◆ **What you have to do**
The expected response is the full listing, retyped exactly, without its images.
━━━━━━━━━━
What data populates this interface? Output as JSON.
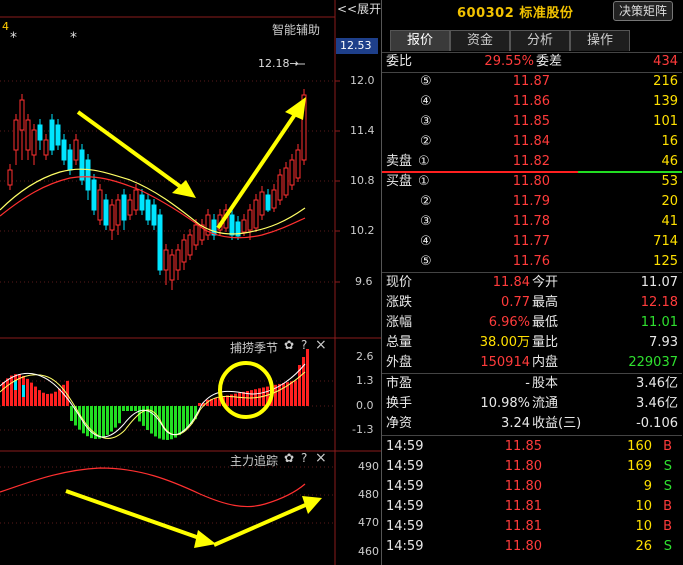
{
  "chart": {
    "expand_label": "<<展开",
    "top_left_digit": "4",
    "stars": [
      "*",
      "*"
    ],
    "assist_label": "智能辅助",
    "price_marker": "12.53",
    "high_annotation": "12.18→",
    "price_ticks": [
      "12.0",
      "11.4",
      "10.8",
      "10.2",
      "9.6"
    ],
    "indicator1": {
      "name": "捕捞季节",
      "ticks": [
        "2.6",
        "1.3",
        "0.0",
        "-1.3"
      ]
    },
    "indicator2": {
      "name": "主力追踪",
      "ticks": [
        "490",
        "480",
        "470",
        "460"
      ]
    },
    "icons": [
      "gear-icon",
      "help-icon",
      "close-icon"
    ],
    "help_char": "?",
    "close_char": "×",
    "gear_char": "✿",
    "colors": {
      "up": "#ff3030",
      "down": "#00e5ff",
      "ma1": "#ffff66",
      "ma2": "#ff3030",
      "bar_up": "#ff2020",
      "bar_down": "#22dd22",
      "arrow": "#ffff00"
    }
  },
  "chart_data": {
    "type": "candlestick",
    "price_axis": [
      9.6,
      10.2,
      10.8,
      11.4,
      12.0
    ],
    "annotated_high": 12.18,
    "current_price_marker": 12.53
  },
  "quote": {
    "code": "600302",
    "name": "标准股份",
    "decision_button": "决策矩阵",
    "tabs": [
      "报价",
      "资金",
      "分析",
      "操作"
    ],
    "weibi": {
      "label": "委比",
      "value": "29.55%",
      "diff_label": "委差",
      "diff": "434"
    },
    "sell_title": "卖盘",
    "buy_title": "买盘",
    "sell": [
      {
        "level": "⑤",
        "price": "11.87",
        "vol": "216"
      },
      {
        "level": "④",
        "price": "11.86",
        "vol": "139"
      },
      {
        "level": "③",
        "price": "11.85",
        "vol": "101"
      },
      {
        "level": "②",
        "price": "11.84",
        "vol": "16"
      },
      {
        "level": "①",
        "price": "11.82",
        "vol": "46"
      }
    ],
    "buy": [
      {
        "level": "①",
        "price": "11.80",
        "vol": "53"
      },
      {
        "level": "②",
        "price": "11.79",
        "vol": "20"
      },
      {
        "level": "③",
        "price": "11.78",
        "vol": "41"
      },
      {
        "level": "④",
        "price": "11.77",
        "vol": "714"
      },
      {
        "level": "⑤",
        "price": "11.76",
        "vol": "125"
      }
    ],
    "stats": [
      {
        "l1": "现价",
        "v1": "11.84",
        "c1": "red",
        "l2": "今开",
        "v2": "11.07",
        "c2": "white"
      },
      {
        "l1": "涨跌",
        "v1": "0.77",
        "c1": "red",
        "l2": "最高",
        "v2": "12.18",
        "c2": "red"
      },
      {
        "l1": "涨幅",
        "v1": "6.96%",
        "c1": "red",
        "l2": "最低",
        "v2": "11.01",
        "c2": "green"
      },
      {
        "l1": "总量",
        "v1": "38.00万",
        "c1": "yellow",
        "l2": "量比",
        "v2": "7.93",
        "c2": "white"
      },
      {
        "l1": "外盘",
        "v1": "150914",
        "c1": "red",
        "l2": "内盘",
        "v2": "229037",
        "c2": "green"
      }
    ],
    "stats2": [
      {
        "l1": "市盈",
        "v1": "-",
        "l2": "股本",
        "v2": "3.46亿"
      },
      {
        "l1": "换手",
        "v1": "10.98%",
        "l2": "流通",
        "v2": "3.46亿"
      },
      {
        "l1": "净资",
        "v1": "3.24",
        "l2": "收益(三)",
        "v2": "-0.106"
      }
    ],
    "ticks": [
      {
        "time": "14:59",
        "price": "11.85",
        "vol": "160",
        "side": "B"
      },
      {
        "time": "14:59",
        "price": "11.80",
        "vol": "169",
        "side": "S"
      },
      {
        "time": "14:59",
        "price": "11.80",
        "vol": "9",
        "side": "S"
      },
      {
        "time": "14:59",
        "price": "11.81",
        "vol": "10",
        "side": "B"
      },
      {
        "time": "14:59",
        "price": "11.81",
        "vol": "10",
        "side": "B"
      },
      {
        "time": "14:59",
        "price": "11.80",
        "vol": "26",
        "side": "S"
      }
    ]
  }
}
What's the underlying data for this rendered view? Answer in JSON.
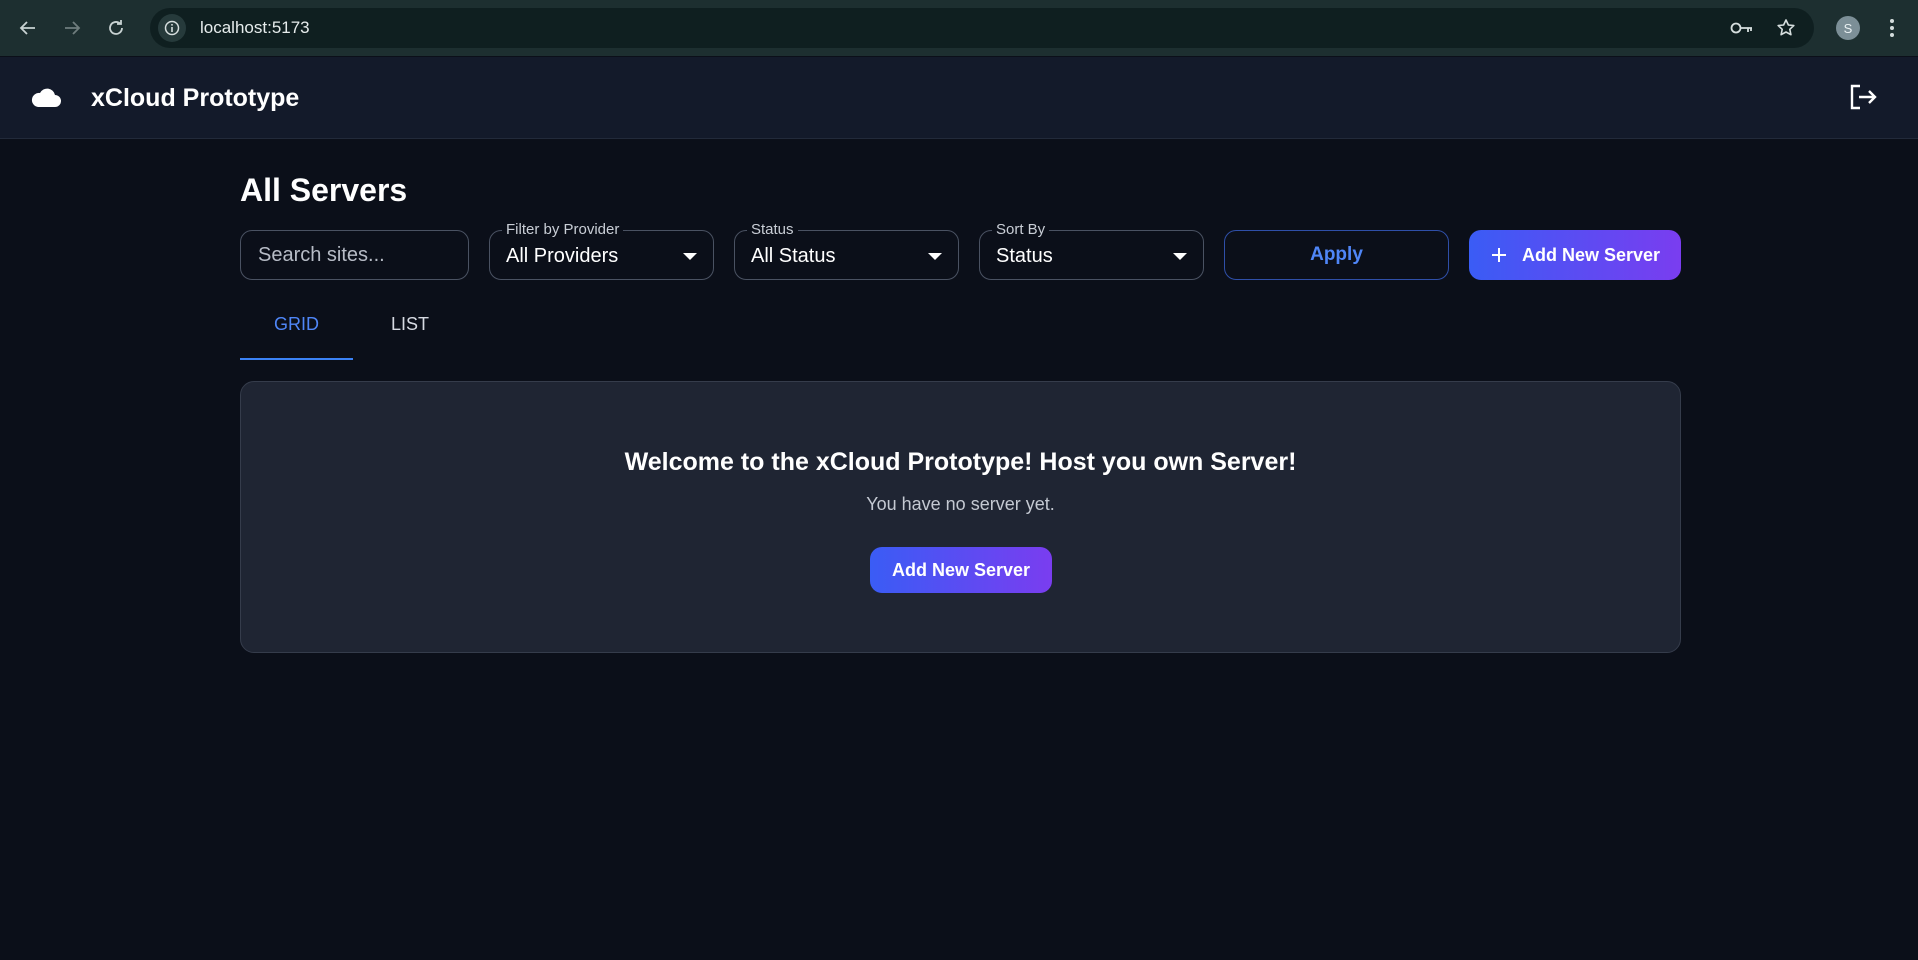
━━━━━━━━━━
◆ **Exercise response**
What data populates this interface? Output as JSON.
{
  "chart": {
    "expand_label": "<<展开",
    "top_left_digit": "4",
    "stars": [
      "*",
      "*"
    ],
    "assist_label": "智能辅助",
    "price_marker": "12.53",
    "high_annotation": "12.18→",
    "price_ticks": [
      "12.0",
      "11.4",
      "10.8",
      "10.2",
      "9.6"
    ],
    "indicator1": {
      "name": "捕捞季节",
      "ticks": [
        "2.6",
        "1.3",
        "0.0",
        "-1.3"
      ]
    },
    "indicator2": {
      "name": "主力追踪",
      "ticks": [
        "490",
        "480",
        "470",
        "460"
      ]
    },
    "icons": [
      "gear-icon",
      "help-icon",
      "close-icon"
    ],
    "help_char": "?",
    "close_char": "×",
    "gear_char": "✿",
    "colors": {
      "up": "#ff3030",
      "down": "#00e5ff",
      "ma1": "#ffff66",
      "ma2": "#ff3030",
      "bar_up": "#ff2020",
      "bar_down": "#22dd22",
      "arrow": "#ffff00"
    }
  },
  "chart_data": {
    "type": "candlestick",
    "price_axis": [
      9.6,
      10.2,
      10.8,
      11.4,
      12.0
    ],
    "annotated_high": 12.18,
    "current_price_marker": 12.53
  },
  "quote": {
    "code": "600302",
    "name": "标准股份",
    "decision_button": "决策矩阵",
    "tabs": [
      "报价",
      "资金",
      "分析",
      "操作"
    ],
    "weibi": {
      "label": "委比",
      "value": "29.55%",
      "diff_label": "委差",
      "diff": "434"
    },
    "sell_title": "卖盘",
    "buy_title": "买盘",
    "sell": [
      {
        "level": "⑤",
        "price": "11.87",
        "vol": "216"
      },
      {
        "level": "④",
        "price": "11.86",
        "vol": "139"
      },
      {
        "level": "③",
        "price": "11.85",
        "vol": "101"
      },
      {
        "level": "②",
        "price": "11.84",
        "vol": "16"
      },
      {
        "level": "①",
        "price": "11.82",
        "vol": "46"
      }
    ],
    "buy": [
      {
        "level": "①",
        "price": "11.80",
        "vol": "53"
      },
      {
        "level": "②",
        "price": "11.79",
        "vol": "20"
      },
      {
        "level": "③",
        "price": "11.78",
        "vol": "41"
      },
      {
        "level": "④",
        "price": "11.77",
        "vol": "714"
      },
      {
        "level": "⑤",
        "price": "11.76",
        "vol": "125"
      }
    ],
    "stats": [
      {
        "l1": "现价",
        "v1": "11.84",
        "c1": "red",
        "l2": "今开",
        "v2": "11.07",
        "c2": "white"
      },
      {
        "l1": "涨跌",
        "v1": "0.77",
        "c1": "red",
        "l2": "最高",
        "v2": "12.18",
        "c2": "red"
      },
      {
        "l1": "涨幅",
        "v1": "6.96%",
        "c1": "red",
        "l2": "最低",
        "v2": "11.01",
        "c2": "green"
      },
      {
        "l1": "总量",
        "v1": "38.00万",
        "c1": "yellow",
        "l2": "量比",
        "v2": "7.93",
        "c2": "white"
      },
      {
        "l1": "外盘",
        "v1": "150914",
        "c1": "red",
        "l2": "内盘",
        "v2": "229037",
        "c2": "green"
      }
    ],
    "stats2": [
      {
        "l1": "市盈",
        "v1": "-",
        "l2": "股本",
        "v2": "3.46亿"
      },
      {
        "l1": "换手",
        "v1": "10.98%",
        "l2": "流通",
        "v2": "3.46亿"
      },
      {
        "l1": "净资",
        "v1": "3.24",
        "l2": "收益(三)",
        "v2": "-0.106"
      }
    ],
    "ticks": [
      {
        "time": "14:59",
        "price": "11.85",
        "vol": "160",
        "side": "B"
      },
      {
        "time": "14:59",
        "price": "11.80",
        "vol": "169",
        "side": "S"
      },
      {
        "time": "14:59",
        "price": "11.80",
        "vol": "9",
        "side": "S"
      },
      {
        "time": "14:59",
        "price": "11.81",
        "vol": "10",
        "side": "B"
      },
      {
        "time": "14:59",
        "price": "11.81",
        "vol": "10",
        "side": "B"
      },
      {
        "time": "14:59",
        "price": "11.80",
        "vol": "26",
        "side": "S"
      }
    ]
  }
}
What's the underlying data for this rendered view? Answer in JSON.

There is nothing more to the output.